The narrow story the film tells about the pro-life movement — which embraced, platformed and paid McCorvey after she became a Christian and renounced abortion — is essentially that its leaders were too cunning, too dishonest or too dumb (and probably all three) to confirm or insist upon the authenticity of McCorvey’s testimony.
Yet, paradoxically, humiliation is the essence of being pro-life.
St. John Chrysostom says that humility is the “mother, and root, and nurse, and foundation, and bond of all good things.” The word humility comes from the same word as human and means earth or ground. Humility means that we “all come from dust and to dust all return.”
To be humble means, simply, taking a truthful measure of oneself, valuing oneself neither too much nor too little, against an eternal standard. It is the acceptance of our humanity and the humanity of others. Humiliation is nothing more, and nothing less, than taking a proper measure of ourselves as creatures made to bear God’s image and one another’s burdens.
Not all opposition to abortion is rooted in humility. Not all opposition to abortion is based on a genuinely pro-life ethic (as the not infrequent news stories of lawmakers who support abortion restrictions in public and demand abortions for their wives and girlfriends attest).
But to be truly, authentically, in favor of the protection of the unborn child takes humility. It takes the humiliation of being inconvenienced. The humiliation of doing hard things. Of asking others to do hard things. It takes the humiliation of getting it wrong sometimes. Of being misunderstood. And mocked. Of being co-opted — in one’s hope, optimism and naiveté — by those with ulterior motives or evil agendas. Or by those acting not out of love but out of power. Or the desire for power.

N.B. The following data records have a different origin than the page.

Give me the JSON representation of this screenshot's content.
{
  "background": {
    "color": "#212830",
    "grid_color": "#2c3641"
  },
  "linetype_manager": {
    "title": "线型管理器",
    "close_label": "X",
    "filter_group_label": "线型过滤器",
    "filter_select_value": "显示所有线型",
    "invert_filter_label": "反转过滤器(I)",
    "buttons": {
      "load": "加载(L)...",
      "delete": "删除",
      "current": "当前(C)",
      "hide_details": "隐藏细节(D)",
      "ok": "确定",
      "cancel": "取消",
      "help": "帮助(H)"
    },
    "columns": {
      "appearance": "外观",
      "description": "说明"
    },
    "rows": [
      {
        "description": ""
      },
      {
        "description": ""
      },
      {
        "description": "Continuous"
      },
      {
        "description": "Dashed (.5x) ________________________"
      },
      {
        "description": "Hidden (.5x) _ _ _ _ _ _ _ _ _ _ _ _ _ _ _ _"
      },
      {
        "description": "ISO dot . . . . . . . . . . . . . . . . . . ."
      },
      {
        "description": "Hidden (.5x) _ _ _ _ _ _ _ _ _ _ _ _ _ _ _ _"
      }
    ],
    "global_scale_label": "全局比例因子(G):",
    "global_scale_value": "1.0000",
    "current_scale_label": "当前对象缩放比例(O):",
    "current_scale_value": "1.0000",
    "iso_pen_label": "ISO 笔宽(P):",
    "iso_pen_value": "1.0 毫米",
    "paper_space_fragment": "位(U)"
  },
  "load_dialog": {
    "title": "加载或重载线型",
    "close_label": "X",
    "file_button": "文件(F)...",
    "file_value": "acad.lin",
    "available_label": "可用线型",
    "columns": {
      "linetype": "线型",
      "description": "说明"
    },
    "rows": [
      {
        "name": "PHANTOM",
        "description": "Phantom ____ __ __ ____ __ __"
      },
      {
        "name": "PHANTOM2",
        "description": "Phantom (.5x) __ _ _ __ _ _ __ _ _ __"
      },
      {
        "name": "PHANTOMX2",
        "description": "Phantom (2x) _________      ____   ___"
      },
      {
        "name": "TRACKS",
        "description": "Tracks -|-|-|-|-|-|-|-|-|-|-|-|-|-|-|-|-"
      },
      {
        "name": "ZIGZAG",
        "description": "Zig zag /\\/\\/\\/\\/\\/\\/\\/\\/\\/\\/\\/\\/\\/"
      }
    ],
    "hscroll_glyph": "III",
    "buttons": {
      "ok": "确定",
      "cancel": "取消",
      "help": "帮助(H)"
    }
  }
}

This is why Peter Kreeft says humility is not only the greatest virtue, but it’s the one that keeps us from the greatest vice — pride.
Thus, humility does not give us an excuse to not repent of our wrongs, or not learn from our mistakes, or not listen to the critics. Because the fact is — and we didn’t need the documentary to show us this — the pro-life movement is riddled with sin and error.
We must be humble enough to admit when we have bamboozled and co-opted. We must be humble enough to accept where we have been bamboozled or co-opted. We must be humble enough to examine these complications (which aren’t as simple as the headline writers would have it, as David French insightfully shows in his analysis of the history of the movement’s modern iteration).
Whereas the early church began the pro-life movement by rescuing abandoned infants, assisting mothers and advocating for the dignity of all human life from outside the pillars of political power, the movement today has too often been taken in and used by political powers for ends that have not served life. Or have served only certain kinds of lives. This is to our shame.
But the core pro-life principle — that human life is worthy of being protected — is good. This is the humble truth no matter which personalities on which platforms say so — or don’t.
(Karen Swallow Prior will become research professor of English and Christianity and culture at Southeastern Baptist Theological Seminary this fall. Her most recent book is “On Reading Well: Finding the Good Life through Great Literature.” The views expressed in this commentary do not necessarily reflect those of Religion News Service.)